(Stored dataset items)

******************************

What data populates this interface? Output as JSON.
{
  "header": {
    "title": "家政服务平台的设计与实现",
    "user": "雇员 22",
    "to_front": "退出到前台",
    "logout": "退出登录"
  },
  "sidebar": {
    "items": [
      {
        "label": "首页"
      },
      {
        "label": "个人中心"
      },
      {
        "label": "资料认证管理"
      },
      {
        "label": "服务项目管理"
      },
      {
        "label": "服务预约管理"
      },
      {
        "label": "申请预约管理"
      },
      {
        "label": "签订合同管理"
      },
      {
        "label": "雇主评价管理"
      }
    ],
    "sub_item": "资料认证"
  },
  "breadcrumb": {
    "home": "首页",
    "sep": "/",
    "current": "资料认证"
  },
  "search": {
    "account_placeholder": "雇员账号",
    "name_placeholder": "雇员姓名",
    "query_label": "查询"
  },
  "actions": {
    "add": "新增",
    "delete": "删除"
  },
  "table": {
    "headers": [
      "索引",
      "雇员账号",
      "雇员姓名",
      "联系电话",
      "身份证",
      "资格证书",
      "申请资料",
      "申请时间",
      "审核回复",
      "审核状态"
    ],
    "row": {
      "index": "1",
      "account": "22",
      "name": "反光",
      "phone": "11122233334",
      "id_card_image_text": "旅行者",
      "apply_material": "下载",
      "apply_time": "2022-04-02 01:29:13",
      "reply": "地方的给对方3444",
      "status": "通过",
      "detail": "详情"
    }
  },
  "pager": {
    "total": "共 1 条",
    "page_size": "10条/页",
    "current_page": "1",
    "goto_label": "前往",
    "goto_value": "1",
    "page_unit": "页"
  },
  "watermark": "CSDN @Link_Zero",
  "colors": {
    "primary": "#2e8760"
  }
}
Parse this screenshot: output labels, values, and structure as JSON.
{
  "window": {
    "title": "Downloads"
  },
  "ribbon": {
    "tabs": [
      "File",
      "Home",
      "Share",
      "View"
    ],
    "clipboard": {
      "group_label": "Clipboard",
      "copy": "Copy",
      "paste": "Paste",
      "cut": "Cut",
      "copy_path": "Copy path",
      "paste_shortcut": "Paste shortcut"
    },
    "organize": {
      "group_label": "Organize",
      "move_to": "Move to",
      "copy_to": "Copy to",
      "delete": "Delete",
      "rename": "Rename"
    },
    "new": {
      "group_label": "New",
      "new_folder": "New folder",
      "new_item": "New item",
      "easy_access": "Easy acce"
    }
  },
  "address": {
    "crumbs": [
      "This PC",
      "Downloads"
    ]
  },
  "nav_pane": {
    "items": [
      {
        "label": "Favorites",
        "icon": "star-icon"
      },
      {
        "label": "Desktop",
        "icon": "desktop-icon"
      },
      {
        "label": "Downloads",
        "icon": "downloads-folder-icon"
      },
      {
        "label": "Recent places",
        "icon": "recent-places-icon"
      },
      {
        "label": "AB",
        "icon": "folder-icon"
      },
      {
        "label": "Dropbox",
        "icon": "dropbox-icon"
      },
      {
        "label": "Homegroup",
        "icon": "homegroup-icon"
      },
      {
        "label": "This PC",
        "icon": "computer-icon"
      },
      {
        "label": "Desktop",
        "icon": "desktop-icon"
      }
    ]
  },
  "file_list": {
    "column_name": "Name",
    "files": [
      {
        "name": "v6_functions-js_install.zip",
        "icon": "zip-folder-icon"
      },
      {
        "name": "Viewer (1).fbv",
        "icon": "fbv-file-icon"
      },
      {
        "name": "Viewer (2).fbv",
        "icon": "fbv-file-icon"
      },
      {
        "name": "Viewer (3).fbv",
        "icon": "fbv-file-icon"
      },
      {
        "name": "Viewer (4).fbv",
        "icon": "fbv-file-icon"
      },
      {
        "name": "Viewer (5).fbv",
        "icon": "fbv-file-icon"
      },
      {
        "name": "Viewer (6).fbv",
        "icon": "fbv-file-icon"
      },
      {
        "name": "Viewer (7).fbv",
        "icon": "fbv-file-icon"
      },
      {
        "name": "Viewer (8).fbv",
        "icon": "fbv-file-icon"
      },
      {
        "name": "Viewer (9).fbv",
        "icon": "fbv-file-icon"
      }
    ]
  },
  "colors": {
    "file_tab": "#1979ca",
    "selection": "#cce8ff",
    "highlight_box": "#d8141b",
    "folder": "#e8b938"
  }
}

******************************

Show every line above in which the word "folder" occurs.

(EXPECTED ANSWER):
      "new_folder": "New folder",
        "icon": "downloads-folder-icon"
        "icon": "folder-icon"
        "icon": "zip-folder-icon"
    "folder": "#e8b938"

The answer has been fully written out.